If the retirement plan industry ever decided to
produce "Mythbusters," its host surely would
have to be Dallas Salisbury.
Photo by Cameron Davidson
is, in many respects, a man of contradictions. Deeply
passionate about the issue of retirement savings and
security, he is also extraordinarily dispassionate in his
ability to call to the fore data that frequently belie the
accepted "common wisdom" of the way things
He'll point out, for instance, that defined
benefit plans were never as pervasive, nor did they
provide as much benefit, as is generally assumed: a
result that, Salisbury will point out, is in no small
part because, certainly in the private sector and going
back as far as World War II, Americans have not tended to
stay with a single employer long enough to accumulate the
requisite service credits.
The Employee Benefit Research Institute (EBRI)
data—and it has access to data from more than 35,000
plans—also suggest that, while automatic plan features
serve to increase and enhance the retirement savings
patterns for younger and lower-income workers, those same
structures can ill-serve higher-income savers, who allow
the system to do less for them than they might be inclined
to do on their own.
has a journalist's gift for putting a face on cold hard
facts and frequently references the circumstances of

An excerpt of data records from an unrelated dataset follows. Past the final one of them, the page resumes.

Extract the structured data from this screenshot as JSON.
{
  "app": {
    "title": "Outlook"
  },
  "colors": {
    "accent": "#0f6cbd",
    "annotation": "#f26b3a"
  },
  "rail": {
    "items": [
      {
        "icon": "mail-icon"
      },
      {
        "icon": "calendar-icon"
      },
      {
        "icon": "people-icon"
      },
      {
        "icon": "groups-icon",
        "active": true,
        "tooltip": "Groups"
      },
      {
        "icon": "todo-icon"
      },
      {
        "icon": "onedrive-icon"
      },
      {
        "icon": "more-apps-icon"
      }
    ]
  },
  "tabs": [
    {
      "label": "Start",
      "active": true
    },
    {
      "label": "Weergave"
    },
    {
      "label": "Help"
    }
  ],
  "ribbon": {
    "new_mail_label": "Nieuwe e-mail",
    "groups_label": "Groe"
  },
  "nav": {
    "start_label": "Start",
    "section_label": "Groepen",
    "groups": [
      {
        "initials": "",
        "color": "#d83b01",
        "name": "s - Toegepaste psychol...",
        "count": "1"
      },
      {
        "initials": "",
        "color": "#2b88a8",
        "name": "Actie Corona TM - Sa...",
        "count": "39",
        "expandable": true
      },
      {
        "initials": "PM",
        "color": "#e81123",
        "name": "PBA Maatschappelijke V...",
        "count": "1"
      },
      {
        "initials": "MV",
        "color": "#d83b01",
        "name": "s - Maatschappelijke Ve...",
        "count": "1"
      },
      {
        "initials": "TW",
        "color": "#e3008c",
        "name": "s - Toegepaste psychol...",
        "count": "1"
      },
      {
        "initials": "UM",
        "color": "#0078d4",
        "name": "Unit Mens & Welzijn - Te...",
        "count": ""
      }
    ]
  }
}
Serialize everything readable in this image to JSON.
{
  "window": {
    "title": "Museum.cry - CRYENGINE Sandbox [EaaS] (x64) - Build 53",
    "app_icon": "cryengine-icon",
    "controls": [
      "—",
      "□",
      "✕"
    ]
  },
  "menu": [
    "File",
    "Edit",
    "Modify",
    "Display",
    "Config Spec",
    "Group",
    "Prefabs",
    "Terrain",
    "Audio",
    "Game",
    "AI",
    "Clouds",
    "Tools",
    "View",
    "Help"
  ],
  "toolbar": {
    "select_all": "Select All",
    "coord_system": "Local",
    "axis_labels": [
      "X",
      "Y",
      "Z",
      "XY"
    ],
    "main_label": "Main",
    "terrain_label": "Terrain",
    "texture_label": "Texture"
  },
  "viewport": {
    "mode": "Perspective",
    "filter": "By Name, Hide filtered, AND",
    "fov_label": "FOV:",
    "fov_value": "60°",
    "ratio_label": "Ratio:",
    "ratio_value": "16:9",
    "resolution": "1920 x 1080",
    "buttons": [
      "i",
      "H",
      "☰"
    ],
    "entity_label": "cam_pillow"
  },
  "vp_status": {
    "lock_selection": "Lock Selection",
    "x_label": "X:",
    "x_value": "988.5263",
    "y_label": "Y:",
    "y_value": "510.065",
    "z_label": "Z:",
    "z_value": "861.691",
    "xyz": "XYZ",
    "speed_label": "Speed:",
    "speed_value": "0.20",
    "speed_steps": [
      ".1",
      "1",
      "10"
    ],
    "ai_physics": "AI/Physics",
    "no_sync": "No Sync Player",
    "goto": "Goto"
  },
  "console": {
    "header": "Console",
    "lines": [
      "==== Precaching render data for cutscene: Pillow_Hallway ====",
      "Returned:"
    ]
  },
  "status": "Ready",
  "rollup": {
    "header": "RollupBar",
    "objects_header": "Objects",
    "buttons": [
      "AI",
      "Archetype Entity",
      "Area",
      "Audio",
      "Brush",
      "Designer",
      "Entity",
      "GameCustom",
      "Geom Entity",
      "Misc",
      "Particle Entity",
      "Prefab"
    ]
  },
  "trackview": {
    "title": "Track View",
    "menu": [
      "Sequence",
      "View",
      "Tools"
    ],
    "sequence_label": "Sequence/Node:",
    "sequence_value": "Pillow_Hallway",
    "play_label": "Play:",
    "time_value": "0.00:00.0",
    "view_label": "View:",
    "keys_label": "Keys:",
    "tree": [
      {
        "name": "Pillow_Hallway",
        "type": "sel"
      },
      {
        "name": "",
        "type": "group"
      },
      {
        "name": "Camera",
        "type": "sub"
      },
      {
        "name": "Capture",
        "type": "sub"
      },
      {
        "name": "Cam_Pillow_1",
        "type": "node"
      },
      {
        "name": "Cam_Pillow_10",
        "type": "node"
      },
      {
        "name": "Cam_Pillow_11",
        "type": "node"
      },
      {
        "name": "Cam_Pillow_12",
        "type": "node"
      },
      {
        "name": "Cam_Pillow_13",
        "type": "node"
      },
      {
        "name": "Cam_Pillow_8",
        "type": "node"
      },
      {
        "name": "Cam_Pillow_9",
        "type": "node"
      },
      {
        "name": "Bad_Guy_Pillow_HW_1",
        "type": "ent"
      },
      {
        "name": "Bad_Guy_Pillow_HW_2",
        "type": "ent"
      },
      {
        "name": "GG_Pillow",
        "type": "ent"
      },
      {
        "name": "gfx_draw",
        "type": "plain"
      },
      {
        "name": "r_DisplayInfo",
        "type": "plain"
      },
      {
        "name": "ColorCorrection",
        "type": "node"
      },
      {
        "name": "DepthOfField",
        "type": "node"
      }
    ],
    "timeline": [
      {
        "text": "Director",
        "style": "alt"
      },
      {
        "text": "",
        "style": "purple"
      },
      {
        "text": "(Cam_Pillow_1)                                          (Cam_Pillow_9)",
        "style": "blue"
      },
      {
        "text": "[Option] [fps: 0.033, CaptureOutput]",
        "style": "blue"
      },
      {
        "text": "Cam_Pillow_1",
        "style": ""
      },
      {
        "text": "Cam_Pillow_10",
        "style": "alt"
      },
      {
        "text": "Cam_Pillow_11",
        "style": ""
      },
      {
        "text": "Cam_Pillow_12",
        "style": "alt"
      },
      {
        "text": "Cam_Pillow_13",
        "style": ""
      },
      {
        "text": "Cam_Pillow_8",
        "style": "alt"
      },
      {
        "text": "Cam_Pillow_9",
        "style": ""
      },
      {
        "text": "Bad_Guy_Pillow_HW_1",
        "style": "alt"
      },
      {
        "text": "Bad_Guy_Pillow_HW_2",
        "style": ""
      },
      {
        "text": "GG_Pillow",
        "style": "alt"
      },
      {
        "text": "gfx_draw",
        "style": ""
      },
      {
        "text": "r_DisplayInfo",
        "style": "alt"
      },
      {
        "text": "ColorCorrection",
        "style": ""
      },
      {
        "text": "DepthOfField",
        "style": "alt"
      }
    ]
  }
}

regular folks, including his own parents ("Pop," as
Salisbury refers to his father, passed away last year at
the age of 94).
Salisbury has led EBRI since its founding in 1978,
an organization whose mission is—and has always been—"to
contribute to, to encourage, and to enhance the
development of sound employee benefit programs and sound
public policy through objective research and
It is a statement of purpose that seems equally
applicable to Salisbury, whose aura of profound
reasonableness and singular command of the facts and
figures of his trade have made him such an extraordinary
advocate for financial security planning and programs,
both within the workplace and beyond.
It is an influence that doubtless will affect how
many of us spend our retirements.